[[ Provided information, beginning ]]

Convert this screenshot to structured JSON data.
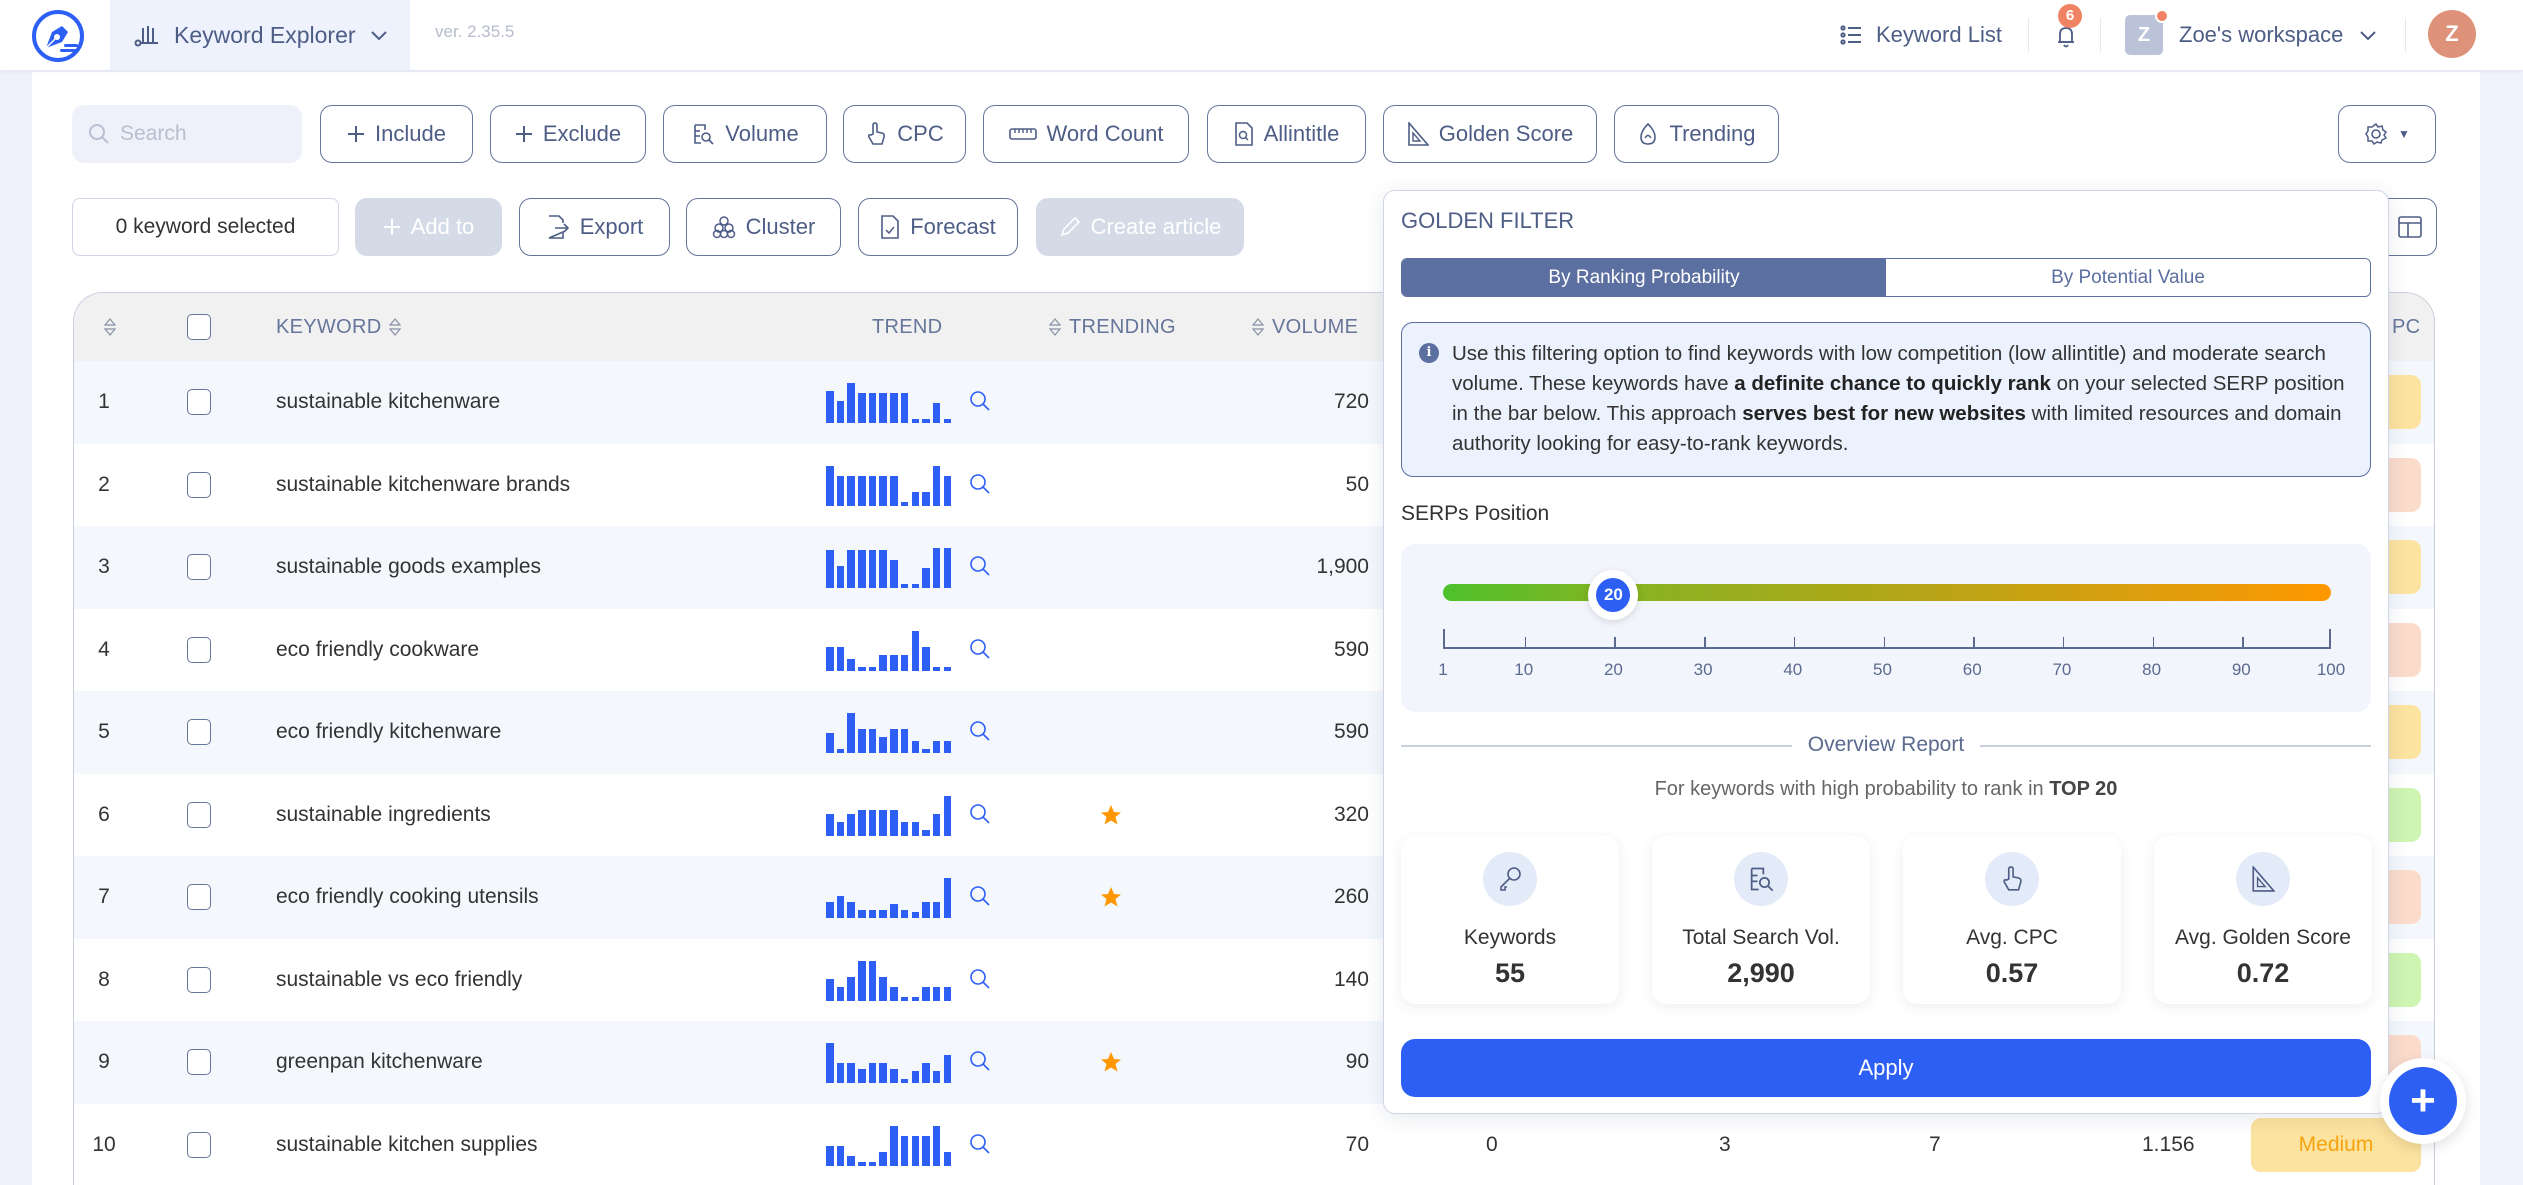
{
  "header": {
    "app_name": "Keyword Explorer",
    "version": "ver. 2.35.5",
    "keyword_list_label": "Keyword List",
    "notification_count": "6",
    "workspace_initial": "Z",
    "workspace_name": "Zoe's workspace",
    "user_initial": "Z"
  },
  "toolbar": {
    "search_placeholder": "Search",
    "filters": [
      {
        "label": "Include",
        "icon": "plus-icon"
      },
      {
        "label": "Exclude",
        "icon": "plus-icon"
      },
      {
        "label": "Volume",
        "icon": "volume-search-icon"
      },
      {
        "label": "CPC",
        "icon": "pointer-hand-icon"
      },
      {
        "label": "Word Count",
        "icon": "ruler-icon"
      },
      {
        "label": "Allintitle",
        "icon": "document-search-icon"
      },
      {
        "label": "Golden Score",
        "icon": "set-square-icon"
      },
      {
        "label": "Trending",
        "icon": "flame-icon"
      }
    ],
    "selected_count_text": "0 keyword selected",
    "actions": {
      "add_to": "Add to",
      "export": "Export",
      "cluster": "Cluster",
      "forecast": "Forecast",
      "create_article": "Create article"
    }
  },
  "table": {
    "columns": {
      "keyword": "KEYWORD",
      "trend": "TREND",
      "trending": "TRENDING",
      "volume": "VOLUME",
      "cpc_partial": "PC"
    },
    "rows": [
      {
        "n": "1",
        "keyword": "sustainable kitchenware",
        "trend": [
          0.8,
          0.55,
          1.0,
          0.75,
          0.75,
          0.75,
          0.75,
          0.75,
          0.1,
          0.1,
          0.5,
          0.1
        ],
        "trending": false,
        "volume": "720",
        "badge_color": "#fde3a0"
      },
      {
        "n": "2",
        "keyword": "sustainable kitchenware brands",
        "trend": [
          1.0,
          0.75,
          0.75,
          0.75,
          0.75,
          0.75,
          0.75,
          0.1,
          0.35,
          0.35,
          1.0,
          0.75
        ],
        "trending": false,
        "volume": "50",
        "badge_color": "#fbdccb"
      },
      {
        "n": "3",
        "keyword": "sustainable goods examples",
        "trend": [
          0.95,
          0.55,
          0.95,
          0.95,
          0.95,
          0.95,
          0.7,
          0.1,
          0.1,
          0.5,
          1.0,
          1.0
        ],
        "trending": false,
        "volume": "1,900",
        "badge_color": "#fde3a0"
      },
      {
        "n": "4",
        "keyword": "eco friendly cookware",
        "trend": [
          0.6,
          0.6,
          0.3,
          0.1,
          0.1,
          0.4,
          0.4,
          0.4,
          1.0,
          0.6,
          0.1,
          0.1
        ],
        "trending": false,
        "volume": "590",
        "badge_color": "#fbdccb"
      },
      {
        "n": "5",
        "keyword": "eco friendly kitchenware",
        "trend": [
          0.5,
          0.1,
          1.0,
          0.6,
          0.6,
          0.4,
          0.6,
          0.6,
          0.3,
          0.1,
          0.3,
          0.3
        ],
        "trending": false,
        "volume": "590",
        "badge_color": "#fde3a0"
      },
      {
        "n": "6",
        "keyword": "sustainable ingredients",
        "trend": [
          0.55,
          0.35,
          0.55,
          0.65,
          0.65,
          0.65,
          0.65,
          0.35,
          0.35,
          0.15,
          0.55,
          1.0
        ],
        "trending": true,
        "volume": "320",
        "badge_color": "#cff5b3"
      },
      {
        "n": "7",
        "keyword": "eco friendly cooking utensils",
        "trend": [
          0.4,
          0.55,
          0.4,
          0.2,
          0.2,
          0.2,
          0.35,
          0.2,
          0.15,
          0.4,
          0.4,
          1.0
        ],
        "trending": true,
        "volume": "260",
        "badge_color": "#fbdccb"
      },
      {
        "n": "8",
        "keyword": "sustainable vs eco friendly",
        "trend": [
          0.55,
          0.35,
          0.6,
          1.0,
          1.0,
          0.6,
          0.35,
          0.1,
          0.1,
          0.35,
          0.35,
          0.35
        ],
        "trending": false,
        "volume": "140",
        "badge_color": "#cff5b3"
      },
      {
        "n": "9",
        "keyword": "greenpan kitchenware",
        "trend": [
          1.0,
          0.5,
          0.5,
          0.35,
          0.5,
          0.5,
          0.35,
          0.1,
          0.3,
          0.5,
          0.3,
          0.7
        ],
        "trending": true,
        "volume": "90",
        "badge_color": "#fbdccb"
      },
      {
        "n": "10",
        "keyword": "sustainable kitchen supplies",
        "trend": [
          0.5,
          0.5,
          0.25,
          0.05,
          0.05,
          0.35,
          1.0,
          0.75,
          0.75,
          0.75,
          1.0,
          0.35
        ],
        "trending": false,
        "volume": "70",
        "badge_color": "#fde3a0",
        "extra": {
          "col_a": "0",
          "col_b": "3",
          "col_c": "7",
          "col_d": "1.156",
          "badge": "Medium"
        }
      }
    ]
  },
  "golden_filter": {
    "title": "GOLDEN FILTER",
    "tabs": [
      {
        "label": "By Ranking Probability",
        "active": true
      },
      {
        "label": "By Potential Value",
        "active": false
      }
    ],
    "info": {
      "part1": "Use this filtering option to find keywords with low competition (low allintitle) and moderate search volume. These keywords have ",
      "bold1": "a definite chance to quickly rank",
      "part2": " on your selected SERP position in the bar below. This approach ",
      "bold2": "serves best for new websites",
      "part3": " with limited resources and domain authority looking for easy-to-rank keywords."
    },
    "serp_label": "SERPs Position",
    "slider": {
      "min": 1,
      "max": 100,
      "value": 20,
      "value_text": "20",
      "ticks": [
        "1",
        "10",
        "20",
        "30",
        "40",
        "50",
        "60",
        "70",
        "80",
        "90",
        "100"
      ]
    },
    "overview_title": "Overview Report",
    "overview_sub_prefix": "For keywords with high probability to rank in ",
    "overview_sub_bold": "TOP 20",
    "stats": [
      {
        "label": "Keywords",
        "value": "55",
        "icon": "key-icon"
      },
      {
        "label": "Total Search Vol.",
        "value": "2,990",
        "icon": "volume-search-icon"
      },
      {
        "label": "Avg. CPC",
        "value": "0.57",
        "icon": "pointer-hand-icon"
      },
      {
        "label": "Avg. Golden Score",
        "value": "0.72",
        "icon": "set-square-icon"
      }
    ],
    "apply_label": "Apply"
  },
  "colors": {
    "accent": "#2d5ff5",
    "slate": "#5b6fa0",
    "star": "#ff9800",
    "badge_medium_text": "#f5a40f"
  },
  "fab_label": "+"
}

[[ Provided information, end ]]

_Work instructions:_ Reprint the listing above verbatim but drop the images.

_Problem solution:_
Convert this screenshot to structured JSON data.
{
  "header": {
    "app_name": "Keyword Explorer",
    "version": "ver. 2.35.5",
    "keyword_list_label": "Keyword List",
    "notification_count": "6",
    "workspace_initial": "Z",
    "workspace_name": "Zoe's workspace",
    "user_initial": "Z"
  },
  "toolbar": {
    "search_placeholder": "Search",
    "filters": [
      {
        "label": "Include",
        "icon": "plus-icon"
      },
      {
        "label": "Exclude",
        "icon": "plus-icon"
      },
      {
        "label": "Volume",
        "icon": "volume-search-icon"
      },
      {
        "label": "CPC",
        "icon": "pointer-hand-icon"
      },
      {
        "label": "Word Count",
        "icon": "ruler-icon"
      },
      {
        "label": "Allintitle",
        "icon": "document-search-icon"
      },
      {
        "label": "Golden Score",
        "icon": "set-square-icon"
      },
      {
        "label": "Trending",
        "icon": "flame-icon"
      }
    ],
    "selected_count_text": "0 keyword selected",
    "actions": {
      "add_to": "Add to",
      "export": "Export",
      "cluster": "Cluster",
      "forecast": "Forecast",
      "create_article": "Create article"
    }
  },
  "table": {
    "columns": {
      "keyword": "KEYWORD",
      "trend": "TREND",
      "trending": "TRENDING",
      "volume": "VOLUME",
      "cpc_partial": "PC"
    },
    "rows": [
      {
        "n": "1",
        "keyword": "sustainable kitchenware",
        "trend": [
          0.8,
          0.55,
          1.0,
          0.75,
          0.75,
          0.75,
          0.75,
          0.75,
          0.1,
          0.1,
          0.5,
          0.1
        ],
        "trending": false,
        "volume": "720",
        "badge_color": "#fde3a0"
      },
      {
        "n": "2",
        "keyword": "sustainable kitchenware brands",
        "trend": [
          1.0,
          0.75,
          0.75,
          0.75,
          0.75,
          0.75,
          0.75,
          0.1,
          0.35,
          0.35,
          1.0,
          0.75
        ],
        "trending": false,
        "volume": "50",
        "badge_color": "#fbdccb"
      },
      {
        "n": "3",
        "keyword": "sustainable goods examples",
        "trend": [
          0.95,
          0.55,
          0.95,
          0.95,
          0.95,
          0.95,
          0.7,
          0.1,
          0.1,
          0.5,
          1.0,
          1.0
        ],
        "trending": false,
        "volume": "1,900",
        "badge_color": "#fde3a0"
      },
      {
        "n": "4",
        "keyword": "eco friendly cookware",
        "trend": [
          0.6,
          0.6,
          0.3,
          0.1,
          0.1,
          0.4,
          0.4,
          0.4,
          1.0,
          0.6,
          0.1,
          0.1
        ],
        "trending": false,
        "volume": "590",
        "badge_color": "#fbdccb"
      },
      {
        "n": "5",
        "keyword": "eco friendly kitchenware",
        "trend": [
          0.5,
          0.1,
          1.0,
          0.6,
          0.6,
          0.4,
          0.6,
          0.6,
          0.3,
          0.1,
          0.3,
          0.3
        ],
        "trending": false,
        "volume": "590",
        "badge_color": "#fde3a0"
      },
      {
        "n": "6",
        "keyword": "sustainable ingredients",
        "trend": [
          0.55,
          0.35,
          0.55,
          0.65,
          0.65,
          0.65,
          0.65,
          0.35,
          0.35,
          0.15,
          0.55,
          1.0
        ],
        "trending": true,
        "volume": "320",
        "badge_color": "#cff5b3"
      },
      {
        "n": "7",
        "keyword": "eco friendly cooking utensils",
        "trend": [
          0.4,
          0.55,
          0.4,
          0.2,
          0.2,
          0.2,
          0.35,
          0.2,
          0.15,
          0.4,
          0.4,
          1.0
        ],
        "trending": true,
        "volume": "260",
        "badge_color": "#fbdccb"
      },
      {
        "n": "8",
        "keyword": "sustainable vs eco friendly",
        "trend": [
          0.55,
          0.35,
          0.6,
          1.0,
          1.0,
          0.6,
          0.35,
          0.1,
          0.1,
          0.35,
          0.35,
          0.35
        ],
        "trending": false,
        "volume": "140",
        "badge_color": "#cff5b3"
      },
      {
        "n": "9",
        "keyword": "greenpan kitchenware",
        "trend": [
          1.0,
          0.5,
          0.5,
          0.35,
          0.5,
          0.5,
          0.35,
          0.1,
          0.3,
          0.5,
          0.3,
          0.7
        ],
        "trending": true,
        "volume": "90",
        "badge_color": "#fbdccb"
      },
      {
        "n": "10",
        "keyword": "sustainable kitchen supplies",
        "trend": [
          0.5,
          0.5,
          0.25,
          0.05,
          0.05,
          0.35,
          1.0,
          0.75,
          0.75,
          0.75,
          1.0,
          0.35
        ],
        "trending": false,
        "volume": "70",
        "badge_color": "#fde3a0",
        "extra": {
          "col_a": "0",
          "col_b": "3",
          "col_c": "7",
          "col_d": "1.156",
          "badge": "Medium"
        }
      }
    ]
  },
  "golden_filter": {
    "title": "GOLDEN FILTER",
    "tabs": [
      {
        "label": "By Ranking Probability",
        "active": true
      },
      {
        "label": "By Potential Value",
        "active": false
      }
    ],
    "info": {
      "part1": "Use this filtering option to find keywords with low competition (low allintitle) and moderate search volume. These keywords have ",
      "bold1": "a definite chance to quickly rank",
      "part2": " on your selected SERP position in the bar below. This approach ",
      "bold2": "serves best for new websites",
      "part3": " with limited resources and domain authority looking for easy-to-rank keywords."
    },
    "serp_label": "SERPs Position",
    "slider": {
      "min": 1,
      "max": 100,
      "value": 20,
      "value_text": "20",
      "ticks": [
        "1",
        "10",
        "20",
        "30",
        "40",
        "50",
        "60",
        "70",
        "80",
        "90",
        "100"
      ]
    },
    "overview_title": "Overview Report",
    "overview_sub_prefix": "For keywords with high probability to rank in ",
    "overview_sub_bold": "TOP 20",
    "stats": [
      {
        "label": "Keywords",
        "value": "55",
        "icon": "key-icon"
      },
      {
        "label": "Total Search Vol.",
        "value": "2,990",
        "icon": "volume-search-icon"
      },
      {
        "label": "Avg. CPC",
        "value": "0.57",
        "icon": "pointer-hand-icon"
      },
      {
        "label": "Avg. Golden Score",
        "value": "0.72",
        "icon": "set-square-icon"
      }
    ],
    "apply_label": "Apply"
  },
  "colors": {
    "accent": "#2d5ff5",
    "slate": "#5b6fa0",
    "star": "#ff9800",
    "badge_medium_text": "#f5a40f"
  },
  "fab_label": "+"
}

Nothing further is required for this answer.